So You Want to Write a Fugue? Glenn Gould So you want to write a fugue? You’ve got the urge to write a fugue You’ve got the nerve to write a fugue So go ahead and write a fugue that we can sing Pay no heed to what we’ve told you Give no mind to what we’ve told you Just forget all that we’ve told you And the theory that you’ve read
Winner-loser trust gap across countries Winner-loser trust gap in Poland Trust differences across parties in Poland Voting for a party that ends up losing the election is known to be associated with lower satisfaction with democracy and trust in the parliament (cf. Martini and Quaranta 2019). How does Poland compare to other European countries? How has the winner-loser trust gap changed in Poland over time, and how have trust levels among supporters of current and former ruling parties changed in periods when they were not in government?
Data Packages Varieties of Democracy (V-Dem): Dedicated package Polyarchy: Semicolon delimited CSV file -> rio Freedom House: Excel file with by-year sheets Polity IV: SPSS file -> rio Democracy Barometer: Excel file with header in top rows -> rio The Standardized World Income Inequality Database (SWIID): Plain CSV file -> rio World Bank’s World Development Indicators: Dedicated package Merging all datasets Writing to file Shortly after writing this post on importing datasets in different formats (CSV, XLS, XLSX, SAV) to R, I got the following comment:
Data Packages Varieties of Democracy (V-Dem): Dedicated package Polyarchy: Semicolon delimited CSV file Freedom House: Excel file with by-year sheets Polity IV: SPSS file Democracy Barometer: Excel file with header in top rows The Standardized World Income Inequality Database (SWIID): Plain CSV file World Bank’s World Development Indicators: Dedicated package Merging all datasets Country graphs Variable graphs Writing to file with Viktoriia Muliavka Social and political scientists often need to put together datasets of country-level political, economic, and demographic variables with data from different sources.

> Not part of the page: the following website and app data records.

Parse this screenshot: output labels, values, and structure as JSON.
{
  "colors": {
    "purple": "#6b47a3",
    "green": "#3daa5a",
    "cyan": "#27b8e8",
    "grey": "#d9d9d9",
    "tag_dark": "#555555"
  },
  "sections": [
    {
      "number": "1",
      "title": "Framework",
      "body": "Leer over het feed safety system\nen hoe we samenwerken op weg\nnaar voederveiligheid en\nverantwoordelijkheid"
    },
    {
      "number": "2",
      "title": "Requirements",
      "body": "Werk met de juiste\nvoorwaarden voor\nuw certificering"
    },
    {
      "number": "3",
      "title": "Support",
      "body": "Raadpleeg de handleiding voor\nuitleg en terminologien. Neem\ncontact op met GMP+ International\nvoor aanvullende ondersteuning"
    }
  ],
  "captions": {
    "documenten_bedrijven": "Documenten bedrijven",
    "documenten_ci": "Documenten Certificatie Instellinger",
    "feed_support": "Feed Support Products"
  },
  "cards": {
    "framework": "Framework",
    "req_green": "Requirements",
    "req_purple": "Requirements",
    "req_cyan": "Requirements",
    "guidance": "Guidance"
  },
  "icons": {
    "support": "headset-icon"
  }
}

How 2015 voters voted in 2007 and 2011 How 2007 voters voted in 2011 and 2015 About POLPAN Where did the current governing party get their votes from? Did supporters of the previous ruling party switch preferences or did they abstain from voting altogether? Cross-sectional datasets, such as one-off election polls, do not typically provide data to answer these questions. Panel studies, such as the Polish Panel Survey (POLPAN), do.
Determining meritocratic allocation Calculating the distance to meritocracy Distance to meritocracy by country Meritocracy is a principle according to which rewards are based on merit, as well as an ideal situation resulting from the operation of this principle. In their 1985 Social Foces paper titled “How Far to Meritocracy? Empirical Tests of a Controversial Thesis”, Tadeusz Krauze and Kazimierz M. Słomczyński proposed an algorithm to construct a theoretical joint distribution of education and income, given their marginal distributions, that would satisfy the conditions of meritocratic allocation.
What comes first? Wikipedia, Google, News Interest in technology Cross-correlations News coverage versus Wikipedia page views with Maria Khachatryan, Filip Kowalski, Jakub Siwiec, and Paweł Zawadzki The Hackathon Next Generation Internet Data Sprint was organized by the Digital Economy Lab of the University of Warsaw on November 9 and 10, 2018. The goal of the hackathon was to explore datasets on Wikipedia page views and edits, Reddit posts, media mentions, and others, to generate insights about the use of the internet and new technologies.